There was a more substantial increase in non-index crimes — considered less serious offenses — which rose from 130 in 2014 to 150 in 2015, but Poloni said much of that increase could be chalked up to “more aggressive enforcement” by new officers on the force. He noted that 16 of these incidents were related to arrests for drunken driving or driving under the influence of drugs. 

Narcotics incidents more than doubled last year, to 17 in 2015 — up from seven in 2014 — and arrests for operating while intoxicated went up from 31 in 2014 to 37 in 2015. As a result of intoxicated driving and drug offenses, Poloni said the City also saw a “significant increase” in the number of arrests last year.

The combination of index and non-index crimes may have risen from 2014 levels — when there were 231 incidents — and 2013, which saw 226 incidents, but the 256 offenses in 2015 are well below figures from just a few years prior. In 2011, there were 302 index and non-index crimes, while in 2010, there were 299.

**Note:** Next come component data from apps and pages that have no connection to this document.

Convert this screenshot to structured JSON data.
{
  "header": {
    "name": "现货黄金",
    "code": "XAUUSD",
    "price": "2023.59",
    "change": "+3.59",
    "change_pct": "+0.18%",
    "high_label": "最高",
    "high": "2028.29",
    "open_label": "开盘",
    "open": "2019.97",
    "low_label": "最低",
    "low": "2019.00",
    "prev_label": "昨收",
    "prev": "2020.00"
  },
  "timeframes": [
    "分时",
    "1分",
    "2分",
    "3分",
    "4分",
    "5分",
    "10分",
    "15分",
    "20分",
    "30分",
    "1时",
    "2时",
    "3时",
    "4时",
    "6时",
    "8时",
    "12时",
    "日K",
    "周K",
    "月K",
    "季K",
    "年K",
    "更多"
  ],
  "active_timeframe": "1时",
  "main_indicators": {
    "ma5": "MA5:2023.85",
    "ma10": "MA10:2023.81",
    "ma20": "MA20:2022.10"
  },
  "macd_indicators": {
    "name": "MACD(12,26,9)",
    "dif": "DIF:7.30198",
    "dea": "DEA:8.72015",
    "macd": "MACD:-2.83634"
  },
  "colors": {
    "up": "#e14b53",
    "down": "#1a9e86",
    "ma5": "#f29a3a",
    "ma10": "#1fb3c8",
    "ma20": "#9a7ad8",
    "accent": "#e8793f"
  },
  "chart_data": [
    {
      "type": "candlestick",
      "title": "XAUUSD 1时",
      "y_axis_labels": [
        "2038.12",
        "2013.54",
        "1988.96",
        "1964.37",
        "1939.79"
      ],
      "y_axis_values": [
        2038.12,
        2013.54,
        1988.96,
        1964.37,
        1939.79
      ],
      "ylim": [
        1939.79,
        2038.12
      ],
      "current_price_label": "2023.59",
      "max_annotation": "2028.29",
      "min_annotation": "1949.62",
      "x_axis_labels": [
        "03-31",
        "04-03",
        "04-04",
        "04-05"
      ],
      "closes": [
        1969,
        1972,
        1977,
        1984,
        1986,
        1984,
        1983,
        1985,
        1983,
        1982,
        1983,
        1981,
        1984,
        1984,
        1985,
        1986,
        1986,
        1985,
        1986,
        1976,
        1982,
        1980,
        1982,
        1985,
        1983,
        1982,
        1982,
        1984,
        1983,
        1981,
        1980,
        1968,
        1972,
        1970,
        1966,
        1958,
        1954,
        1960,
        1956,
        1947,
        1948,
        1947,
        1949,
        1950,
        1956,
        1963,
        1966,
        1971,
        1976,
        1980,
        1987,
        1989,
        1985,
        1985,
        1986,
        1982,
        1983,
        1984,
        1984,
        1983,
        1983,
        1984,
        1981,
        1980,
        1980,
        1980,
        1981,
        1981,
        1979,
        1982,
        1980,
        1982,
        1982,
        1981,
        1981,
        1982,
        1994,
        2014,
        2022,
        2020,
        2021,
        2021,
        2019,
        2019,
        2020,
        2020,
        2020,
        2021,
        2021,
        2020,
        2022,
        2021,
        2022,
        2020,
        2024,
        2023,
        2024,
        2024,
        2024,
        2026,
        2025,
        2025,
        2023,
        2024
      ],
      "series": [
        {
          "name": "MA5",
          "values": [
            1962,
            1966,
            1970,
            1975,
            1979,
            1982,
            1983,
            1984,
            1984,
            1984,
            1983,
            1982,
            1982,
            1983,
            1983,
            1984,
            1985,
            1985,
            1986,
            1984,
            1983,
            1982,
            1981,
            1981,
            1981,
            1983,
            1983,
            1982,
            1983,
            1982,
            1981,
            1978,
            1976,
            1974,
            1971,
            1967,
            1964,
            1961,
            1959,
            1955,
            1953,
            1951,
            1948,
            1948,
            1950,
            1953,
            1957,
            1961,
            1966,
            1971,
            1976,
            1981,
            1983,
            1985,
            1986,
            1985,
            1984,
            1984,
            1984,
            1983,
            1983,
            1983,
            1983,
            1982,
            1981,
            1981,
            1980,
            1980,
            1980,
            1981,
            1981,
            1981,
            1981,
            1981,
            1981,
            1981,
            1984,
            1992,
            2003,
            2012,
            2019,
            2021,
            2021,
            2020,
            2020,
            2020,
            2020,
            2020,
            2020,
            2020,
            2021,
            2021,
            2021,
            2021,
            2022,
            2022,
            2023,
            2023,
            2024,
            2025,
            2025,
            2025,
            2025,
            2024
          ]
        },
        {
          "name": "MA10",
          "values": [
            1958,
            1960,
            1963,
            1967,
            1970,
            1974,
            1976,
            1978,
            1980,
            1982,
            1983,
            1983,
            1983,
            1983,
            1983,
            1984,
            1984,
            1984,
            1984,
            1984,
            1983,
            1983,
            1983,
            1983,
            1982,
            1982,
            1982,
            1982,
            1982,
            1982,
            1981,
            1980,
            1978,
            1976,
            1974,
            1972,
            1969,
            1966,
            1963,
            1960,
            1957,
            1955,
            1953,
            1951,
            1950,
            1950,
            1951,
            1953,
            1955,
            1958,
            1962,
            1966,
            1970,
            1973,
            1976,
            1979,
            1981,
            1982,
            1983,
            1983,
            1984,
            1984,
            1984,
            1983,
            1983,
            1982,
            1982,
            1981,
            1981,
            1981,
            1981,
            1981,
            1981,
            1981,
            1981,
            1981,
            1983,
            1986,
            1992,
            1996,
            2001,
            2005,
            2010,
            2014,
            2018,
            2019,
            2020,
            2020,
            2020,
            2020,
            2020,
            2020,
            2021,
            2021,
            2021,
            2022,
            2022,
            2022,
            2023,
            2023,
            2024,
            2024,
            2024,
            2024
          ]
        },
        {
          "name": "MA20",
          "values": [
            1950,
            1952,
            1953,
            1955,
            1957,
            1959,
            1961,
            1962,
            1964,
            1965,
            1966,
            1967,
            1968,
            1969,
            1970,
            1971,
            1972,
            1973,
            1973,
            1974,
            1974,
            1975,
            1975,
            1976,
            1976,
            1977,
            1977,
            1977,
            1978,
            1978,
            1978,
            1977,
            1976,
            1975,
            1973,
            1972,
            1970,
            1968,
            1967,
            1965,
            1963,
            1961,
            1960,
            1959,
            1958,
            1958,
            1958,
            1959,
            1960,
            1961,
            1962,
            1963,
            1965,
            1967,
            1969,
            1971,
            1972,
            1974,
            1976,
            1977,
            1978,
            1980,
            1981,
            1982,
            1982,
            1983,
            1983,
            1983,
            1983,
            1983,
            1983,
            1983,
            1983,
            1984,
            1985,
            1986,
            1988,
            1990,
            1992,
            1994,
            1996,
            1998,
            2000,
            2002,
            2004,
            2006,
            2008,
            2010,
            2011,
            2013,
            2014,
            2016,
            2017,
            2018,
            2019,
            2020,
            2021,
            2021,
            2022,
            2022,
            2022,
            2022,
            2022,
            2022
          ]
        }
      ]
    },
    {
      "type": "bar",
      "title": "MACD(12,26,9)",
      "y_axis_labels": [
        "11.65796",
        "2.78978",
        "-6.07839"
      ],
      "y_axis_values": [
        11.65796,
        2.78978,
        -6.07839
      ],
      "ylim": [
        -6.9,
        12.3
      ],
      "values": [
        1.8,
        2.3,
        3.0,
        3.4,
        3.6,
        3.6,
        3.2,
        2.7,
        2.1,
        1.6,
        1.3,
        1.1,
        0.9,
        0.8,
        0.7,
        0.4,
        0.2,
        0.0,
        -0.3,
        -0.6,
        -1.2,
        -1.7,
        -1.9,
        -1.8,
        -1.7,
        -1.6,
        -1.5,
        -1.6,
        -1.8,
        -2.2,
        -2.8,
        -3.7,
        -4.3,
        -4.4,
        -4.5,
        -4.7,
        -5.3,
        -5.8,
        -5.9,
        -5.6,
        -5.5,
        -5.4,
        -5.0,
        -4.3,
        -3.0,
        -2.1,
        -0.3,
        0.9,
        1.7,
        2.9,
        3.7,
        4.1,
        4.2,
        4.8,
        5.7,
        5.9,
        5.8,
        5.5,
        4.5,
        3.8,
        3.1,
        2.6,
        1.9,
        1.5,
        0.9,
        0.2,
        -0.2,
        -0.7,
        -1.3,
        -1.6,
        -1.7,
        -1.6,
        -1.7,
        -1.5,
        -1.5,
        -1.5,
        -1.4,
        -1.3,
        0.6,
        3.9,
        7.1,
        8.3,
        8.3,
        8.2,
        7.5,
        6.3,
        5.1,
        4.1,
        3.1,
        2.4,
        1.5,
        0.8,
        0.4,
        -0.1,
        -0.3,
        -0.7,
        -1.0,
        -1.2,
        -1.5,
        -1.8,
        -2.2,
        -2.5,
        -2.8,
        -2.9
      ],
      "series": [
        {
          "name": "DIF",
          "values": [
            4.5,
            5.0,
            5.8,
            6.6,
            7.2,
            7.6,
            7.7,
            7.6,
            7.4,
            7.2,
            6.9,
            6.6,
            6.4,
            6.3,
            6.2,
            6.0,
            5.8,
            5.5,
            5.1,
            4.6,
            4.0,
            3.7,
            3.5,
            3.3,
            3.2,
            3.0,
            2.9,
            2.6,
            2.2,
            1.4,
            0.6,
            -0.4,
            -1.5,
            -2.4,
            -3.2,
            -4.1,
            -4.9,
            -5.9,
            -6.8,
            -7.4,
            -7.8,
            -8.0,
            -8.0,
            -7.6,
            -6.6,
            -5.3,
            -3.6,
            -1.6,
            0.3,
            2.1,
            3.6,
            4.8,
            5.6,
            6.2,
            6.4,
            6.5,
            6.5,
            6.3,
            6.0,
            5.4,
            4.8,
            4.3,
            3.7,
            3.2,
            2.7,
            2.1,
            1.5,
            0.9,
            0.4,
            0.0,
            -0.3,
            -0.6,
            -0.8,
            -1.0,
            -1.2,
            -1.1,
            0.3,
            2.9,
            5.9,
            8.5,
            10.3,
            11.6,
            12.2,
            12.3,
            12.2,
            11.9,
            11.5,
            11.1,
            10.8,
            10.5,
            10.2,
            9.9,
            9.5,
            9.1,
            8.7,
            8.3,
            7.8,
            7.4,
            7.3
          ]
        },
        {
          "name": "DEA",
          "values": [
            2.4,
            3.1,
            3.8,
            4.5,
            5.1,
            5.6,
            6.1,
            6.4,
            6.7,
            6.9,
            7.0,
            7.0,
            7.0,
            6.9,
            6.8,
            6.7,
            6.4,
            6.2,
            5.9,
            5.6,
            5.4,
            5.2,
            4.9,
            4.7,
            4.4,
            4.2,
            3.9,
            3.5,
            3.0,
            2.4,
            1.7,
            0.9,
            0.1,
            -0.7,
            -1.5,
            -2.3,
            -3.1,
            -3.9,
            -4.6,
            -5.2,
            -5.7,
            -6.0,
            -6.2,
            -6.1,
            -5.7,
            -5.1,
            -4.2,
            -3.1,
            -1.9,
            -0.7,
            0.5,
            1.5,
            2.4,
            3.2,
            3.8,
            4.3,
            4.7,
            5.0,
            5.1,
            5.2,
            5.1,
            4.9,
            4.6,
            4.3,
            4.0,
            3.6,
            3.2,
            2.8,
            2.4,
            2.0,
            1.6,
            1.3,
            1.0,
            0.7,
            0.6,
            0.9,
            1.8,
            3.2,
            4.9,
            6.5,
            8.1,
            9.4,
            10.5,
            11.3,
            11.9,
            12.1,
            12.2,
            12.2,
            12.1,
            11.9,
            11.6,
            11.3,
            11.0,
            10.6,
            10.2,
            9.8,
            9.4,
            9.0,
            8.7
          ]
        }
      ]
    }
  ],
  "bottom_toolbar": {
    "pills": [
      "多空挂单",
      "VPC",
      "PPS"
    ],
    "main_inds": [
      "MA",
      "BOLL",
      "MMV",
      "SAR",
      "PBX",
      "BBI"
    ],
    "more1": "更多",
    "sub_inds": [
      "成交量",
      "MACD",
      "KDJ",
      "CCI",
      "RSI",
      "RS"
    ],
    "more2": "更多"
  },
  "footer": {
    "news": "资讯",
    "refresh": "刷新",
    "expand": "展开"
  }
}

In June 2015, the City experienced a string of bike thefts from the Village. According to the report, police were able to track down a suspect associated with the larcenies through a surveillance operation. Detectives also discovered a home where stolen bikes were being sold. In addition to arresting the suspect, they were able to recover several of the bikes that had been taken.

Other notable crimes that the detective bureau resolved last year included an attempted home invasion in August, a fraud ring involving a home health care worker, an embezzlement involving a store employee, and a bank robbery.

Poloni said they saw an increase in fraud and identity theft, and that’s a trend that law enforcement expects will continue. Fraud, a non-index crime, rose from 27 reports in 2014 to 32 in 2015.

“With this information age that we’re in, we anticipate we’ll continue to see an increase in that,” he said.

Because the perpetrators of such crimes often operate overseas, Poloni said these crimes are “very difficult” to solve. Criminals involved in identity theft and similar crimes are becoming increasingly sophisticated with regard to information technology as well, making them harder to catch.

City officials were generally happy with the results from the report.

“Thanks, public safety, for keeping us safe,” City Councilman Andrew Turnbull said during a March 21 council meeting. “Even with some (crime) numbers (being) higher, the arrests are (also) higher. We’re moving in the right direction.”

After the meeting, Mayor Dale Scrace likewise praised the Public Safety Department.

“I think it’s a great report,” he said. “All in all, I’m very pleased with where the department is and the fine work they’ve done. I only see things getting better.”

This summer, the Public Safety Department will be getting some new equipment to help with policing efforts. City Councilman Christopher Boettcher said the nonprofit Grosse Pointe City Foundation decided to purchase two new mountain bikes for the officers to use. 

“That should save some gas,” Boettcher joked.

Anyone wishing to read the full 2015 annual report can find it online at